A beautiful downtown area is in everybody's interest, especially the businesses located there. (Wayne E. Smith / The Detroit News)
For the past eight years, downtown Detroit has been kept clean thanks to contributions from a handful of donors who paid to have litter picked up, parks spruced and flowers planted. The amount of beautifying done each year depended on how much money was raised.
A more reliable funding source is needed. The Downtown Detroit Partnership, which has been doing the work, has come up with a sensible plan to have the businesses that benefit from the clean-up efforts fund the work.
The DDP is proposing a Business Improvement Zone that would levy a fee on businesses in the central city to both expand the current cleanup initiative and make it more consistent.
The beauty of the proposal is that businesses will decide for themselves whether it’s worth their investment.
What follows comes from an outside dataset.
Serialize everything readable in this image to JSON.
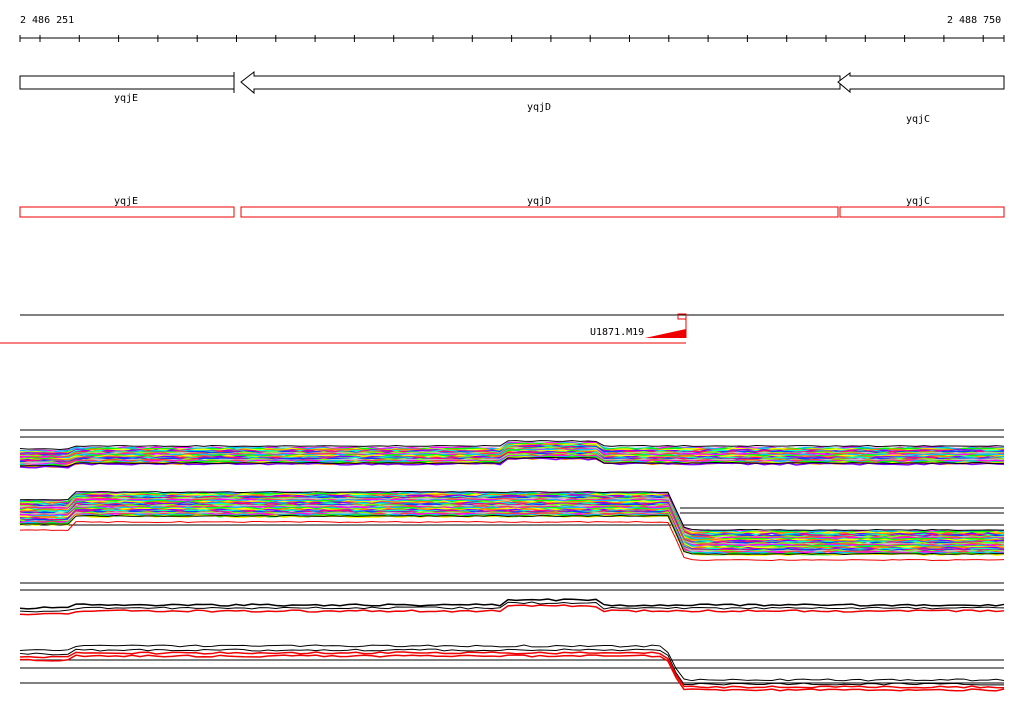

An election will be held in the next several weeks, and if 60 percent of those affected support the plan, the Business Improvement Zone will be adopted.
The BIZ would serve as a funding mechanism for the partnership, which began operations just before Super Bowl XL, when Detroit and its local businesses wanted to put the best and cleanest face on for out of town visitors.
Currently, the non-profit organization supervises the cleaning of 39 miles of sidewalk, including the removal of litter and graffiti, as well as power washing and sweeping the concrete. Its work also includes landscape maintenance and other beautification efforts.
Since 2006, the DDP has been financed by $16.5 million in donations made by 21 corporations and organizations. Its public partners include the city of Detroit, Wayne County and the state.
The small group of donors are looking for more help, and the DDP wants to broaden its efforts and obtain a more permanent revenue stream. That’s why the improvement zone is being proposed.
The BIZ would include 253 property owners who would pay an average of 10 cents per square foot per year. The fee would be added to property tax bills and collected by the city.
Basically, the larger the building and the higher the assessed value of a property, the more a property owner would be charged. Larger owners would also have a greater say in the balloting.
“This is a tool that has been very successful in downtowns across the country and we think it will really help continue the terrific momentum that has been created in downtown Detroit,” says Eric Wilson, planning and development manager for the DDP.
Wilson says to bring the BIZ proposal to a vote, petitions with signatures from 30 percent of the property owners are needed. After a public hearing, Detroit City Council would be asked to authorize a special mail election of property owners.
To establish the BIZ, owners whose property equals at least 60 percent of the total amount in the area must vote “yes.” Balloting would have to be completed within 49 days of the public hearing. There could be a vote by late March or early April, Wilson says.
While some public entities are involved, the BIZ itself would be solely financed by the private special assessment, with no use of tax dollars.
Downtown’s ongoing revival must be supported by clean streets and an attractive environment. The Business Improvement Zone will help make that happen.